Eye on the markets: Plastic fantastic?
An interview with Chris Hanlon, Commercial Manager of Biffa Polymers, looking at the current state of the plastics market
What is the general state of the plastic market in the UK at the moment?
The plastics market is challenging at the moment, with many independent, smaller businesses falling victim to the fluctuating price of oil, which has been the main culprit of instability in the market.
Such instability causes the price of recycled polymers to drop, leaving virgin polymers as a more attractive option to buyers. It has been noted that the UK plastic bottles recycling market has had difficulty in achieving commercial viability for recycled high density polyethylene (rHDPE), partly due to the impact of fluctuating oil prices – something which we as plastic bottle recyclers are all too aware of.
At Biffa Polymers, which has remained profitable, though, we are investing in a new line at our Redcar Plant to increase production and grow the business further.
How much is plastic for recycling and recycled plastic currently worth, and how does that compare to historic figures?
It’s quite difficult to place even a ballpark value on this as the recycled plastics market has a number of variables that can affect how it is valued.
The value of certain types of plastic can also depend on the polymer type used and there are actually around 15-20 very different plastics that all vary in terms of grade, colour and, most importantly, price. Demand for plastics can change dramatically too, which can greatly affect value, usually in line with the changing price of oil.
What factors are significant in the state of the plastic market?
While the price of oil is the most significant, the state of the economy is also a key factor, particularly when it comes to the manufacturing sector. A surge in UK manufacturing generally means higher demand for plastics packaging, which can boost profits significantly.
The way firms buy plastic has changed compared to four or five years ago.

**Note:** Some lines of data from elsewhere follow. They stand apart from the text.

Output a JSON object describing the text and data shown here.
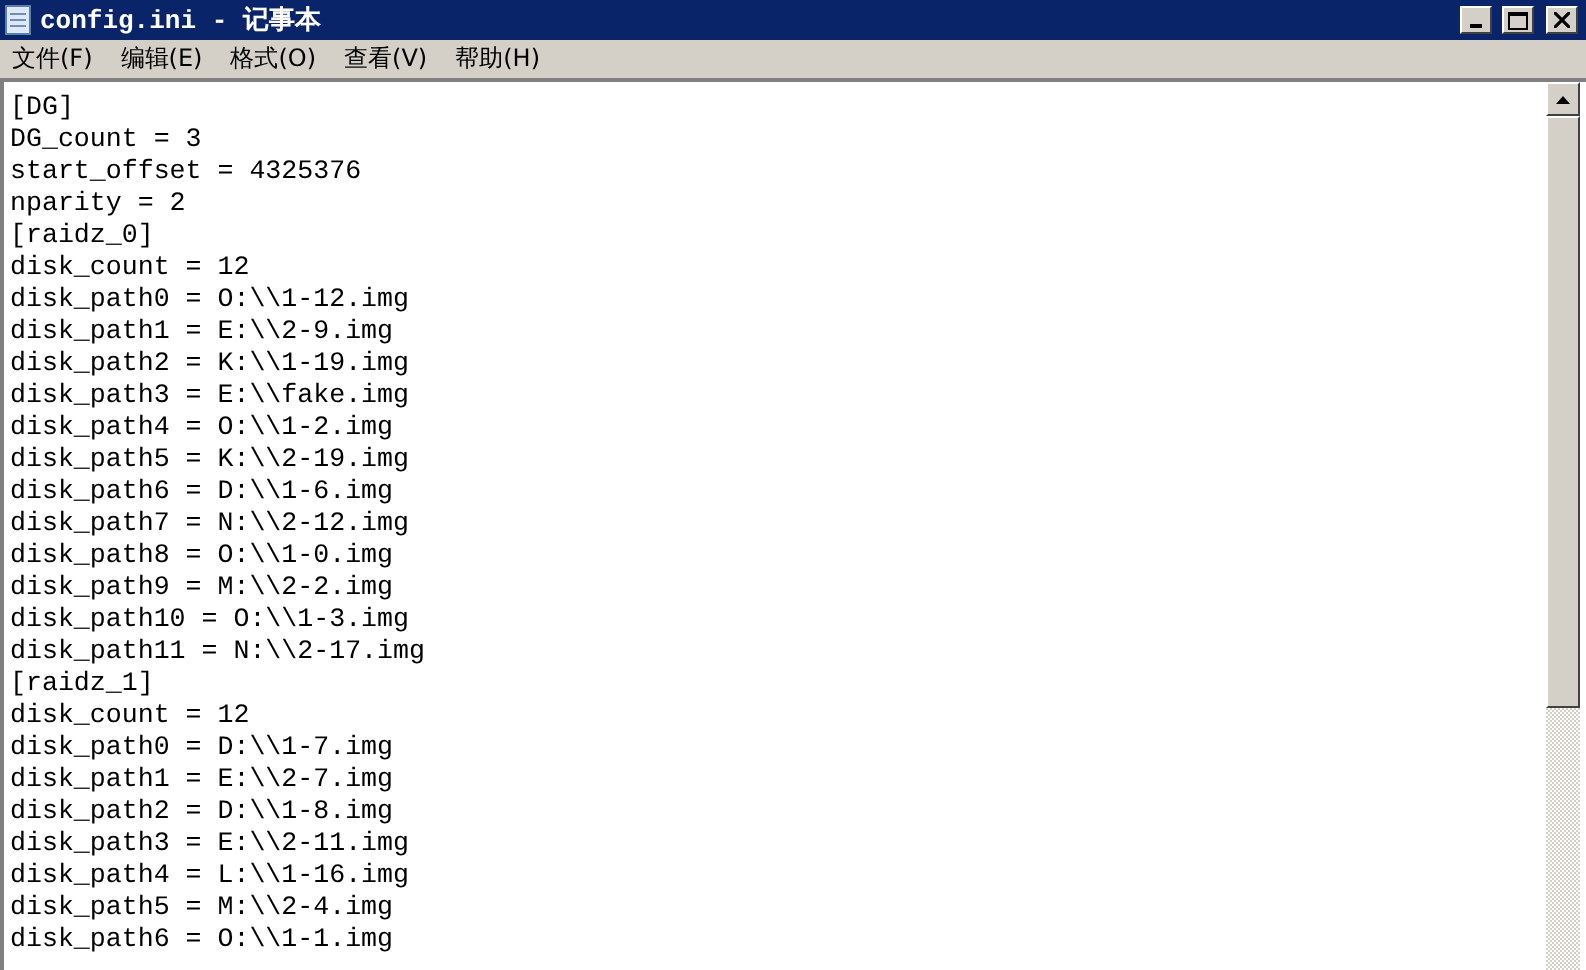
{
  "window": {
    "title": "config.ini - 记事本"
  },
  "menu": [
    "文件(F)",
    "编辑(E)",
    "格式(O)",
    "查看(V)",
    "帮助(H)"
  ],
  "editor": {
    "lines": [
      "[DG]",
      "DG_count = 3",
      "start_offset = 4325376",
      "nparity = 2",
      "[raidz_0]",
      "disk_count = 12",
      "disk_path0 = O:\\\\1-12.img",
      "disk_path1 = E:\\\\2-9.img",
      "disk_path2 = K:\\\\1-19.img",
      "disk_path3 = E:\\\\fake.img",
      "disk_path4 = O:\\\\1-2.img",
      "disk_path5 = K:\\\\2-19.img",
      "disk_path6 = D:\\\\1-6.img",
      "disk_path7 = N:\\\\2-12.img",
      "disk_path8 = O:\\\\1-0.img",
      "disk_path9 = M:\\\\2-2.img",
      "disk_path10 = O:\\\\1-3.img",
      "disk_path11 = N:\\\\2-17.img",
      "[raidz_1]",
      "disk_count = 12",
      "disk_path0 = D:\\\\1-7.img",
      "disk_path1 = E:\\\\2-7.img",
      "disk_path2 = D:\\\\1-8.img",
      "disk_path3 = E:\\\\2-11.img",
      "disk_path4 = L:\\\\1-16.img",
      "disk_path5 = M:\\\\2-4.img",
      "disk_path6 = O:\\\\1-1.img"
    ]
  }
}
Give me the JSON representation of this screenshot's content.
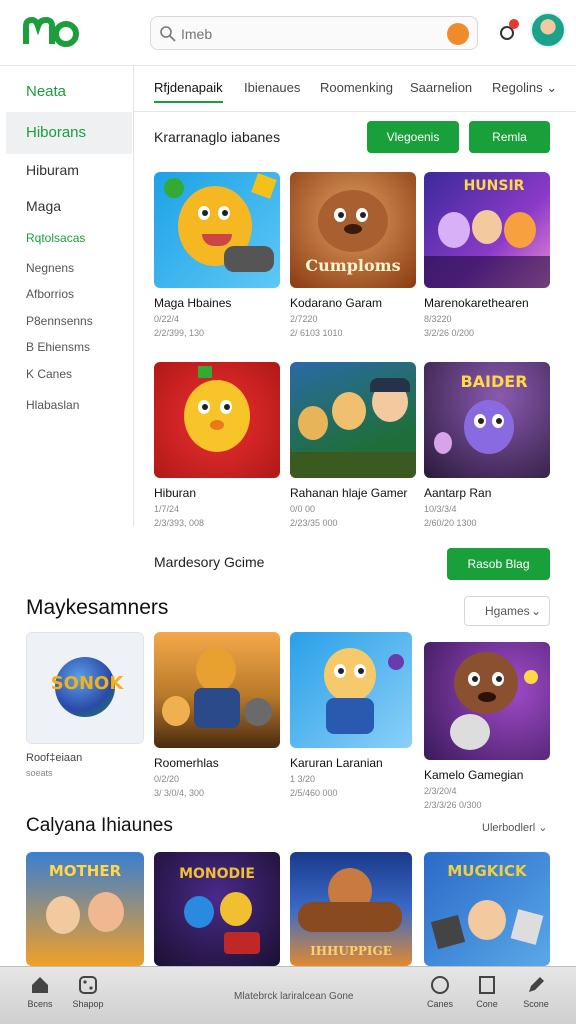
{
  "header": {
    "logo_text": "Mo",
    "search_placeholder": "Imeb"
  },
  "sidebar": {
    "items": [
      {
        "label": "Neata"
      },
      {
        "label": "Hiborans"
      },
      {
        "label": "Hiburam"
      },
      {
        "label": "Maga"
      },
      {
        "label": "Rqtolsacas"
      },
      {
        "label": "Negnens"
      },
      {
        "label": "Afborrios"
      },
      {
        "label": "P8ennsenns"
      },
      {
        "label": "B Ehiensms"
      },
      {
        "label": "K Canes"
      },
      {
        "label": "Hlabaslan"
      }
    ]
  },
  "tabs": [
    {
      "label": "Rfjdenapaik"
    },
    {
      "label": "Ibienaues"
    },
    {
      "label": "Roomenking"
    },
    {
      "label": "Saarnelion"
    },
    {
      "label": "Regolins"
    }
  ],
  "section1": {
    "heading": "Krarranaglo iabanes",
    "btn1": "Vlegoenis",
    "btn2": "Remla"
  },
  "grid1": [
    {
      "title": "Maga Hbaines",
      "meta1": "0/22/4",
      "meta2": "2/2/399, 130",
      "colors": [
        "#1da1e6",
        "#f5b823"
      ]
    },
    {
      "title": "Kodarano Garam",
      "meta1": "2/7220",
      "meta2": "2/ 6103 1010",
      "thumb_text": "Cumploms",
      "colors": [
        "#8a3a12",
        "#e0a060"
      ]
    },
    {
      "title": "Marenokarethearen",
      "meta1": "8/3220",
      "meta2": "3/2/26 0/200",
      "thumb_text": "HUNSIR",
      "colors": [
        "#3a2a9a",
        "#f08bd8"
      ]
    },
    {
      "title": "Hiburan",
      "meta1": "1/7/24",
      "meta2": "2/3/393, 008",
      "colors": [
        "#d4201f",
        "#f7c52a"
      ]
    },
    {
      "title": "Rahanan hlaje Gamer",
      "meta1": "0/0 00",
      "meta2": "2/23/35 000",
      "colors": [
        "#1f6e3a",
        "#e8b45a"
      ]
    },
    {
      "title": "Aantarp Ran",
      "meta1": "10/3/3/4",
      "meta2": "2/60/20 1300",
      "thumb_text": "BAIDER",
      "colors": [
        "#4a2c6a",
        "#d8a3e8"
      ]
    }
  ],
  "section2": {
    "heading": "Mardesory Gcime",
    "btn": "Rasob Blag"
  },
  "section3": {
    "title": "Maykesamners",
    "dropdown": "Hgames"
  },
  "grid2": [
    {
      "title": "Roof‡eiaan",
      "meta1": "soeats",
      "meta2": "",
      "thumb_text": "SONOK",
      "colors": [
        "#eef2f7",
        "#2a7fd0"
      ]
    },
    {
      "title": "Roomerhlas",
      "meta1": "0/2/20",
      "meta2": "3/ 3/0/4, 300",
      "colors": [
        "#b87a2a",
        "#4a2a12"
      ]
    },
    {
      "title": "Karuran Laranian",
      "meta1": "1 3/20",
      "meta2": "2/5/460 000",
      "colors": [
        "#2aa0e8",
        "#f6c96a"
      ]
    },
    {
      "title": "Kamelo Gamegian",
      "meta1": "2/3/20/4",
      "meta2": "2/3/3/26 0/300",
      "colors": [
        "#3a1a5a",
        "#8a5030"
      ]
    }
  ],
  "section4": {
    "title": "Calyana Ihiaunes",
    "dropdown": "Ulerbodlerl"
  },
  "grid3": [
    {
      "thumb_text": "MOTHER",
      "colors": [
        "#f0a028",
        "#3a7fd0"
      ]
    },
    {
      "thumb_text": "MONODIE",
      "colors": [
        "#1a1030",
        "#f0c030"
      ]
    },
    {
      "thumb_text": "IHHUPPIGE",
      "colors": [
        "#1a3a8a",
        "#e08a30"
      ]
    },
    {
      "thumb_text": "MUGKICK",
      "colors": [
        "#2a6ac8",
        "#f0d040"
      ]
    }
  ],
  "bottom_bar": {
    "center_text": "Mlatebrck lariralcean Gone",
    "items": [
      {
        "label": "Bcens",
        "icon": "home-icon"
      },
      {
        "label": "Shapop",
        "icon": "dice-icon"
      },
      {
        "label": "Canes",
        "icon": "clock-icon"
      },
      {
        "label": "Cone",
        "icon": "panel-icon"
      },
      {
        "label": "Scone",
        "icon": "pen-icon"
      }
    ]
  },
  "accent_green": "#19a03a"
}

These days, businesses only buy what they think they will use because they are generally more risk adverse, whereas prior to this, they would buy in bulk to get a good deal.
Having new technology and facilities in place is vital to increasing extra efficiencies when processing large quantities of plastic, driving an increase in processing capacity and output.
How much is the fall in the price of oil affecting recycling companies? And what was the impact of the closure of Closed Loop?
People in our industry know how hard it is to profitably operate a recycling process in any climate, but, unless you are completely focused on minimising yield loss and ensuring your feedstock is of the best quality, then you are facing an uphill battle no matter what the oil price is. In addition to this, and of equal importance, is looking after your equipment by carrying out planned preventative maintenance programmes and not running at full speed until it fails.
The recent news that a major recycling facility for the plastics sector, Euro Closed Loop, has gone into administration after being reincarnated last year, is a sign of the instability being experienced by some in the wider plastics recycling industry. [In July, however, it was announced that at least part of the mothballed Closed Loop facility would be coming back online, after it was acquired by Veolia – Ed.]
Despite such well-documented instability experienced elsewhere in the plastics recycling industry, a fragile oil price should not be feared by those businesses that invest in their future.
What is the role of export in the plastic market, and what do you think it should be?
Price and exchange rates are central to the profitability of plastic exports. Plastic exports are better when the pound is weaker.
In plastics, we are always competing against a global market, which has its challenges – particularly with packaging recovery notes (PRNs). There are well-documented inequalities between the PRN and packaging export recovery note (PERN) system, which looks set to stay in place, despite industry lobbying.
Export remains a viable option for those wishing to maximise the value of their commodities, and UK-based recyclers must innovate to compete with this inequality.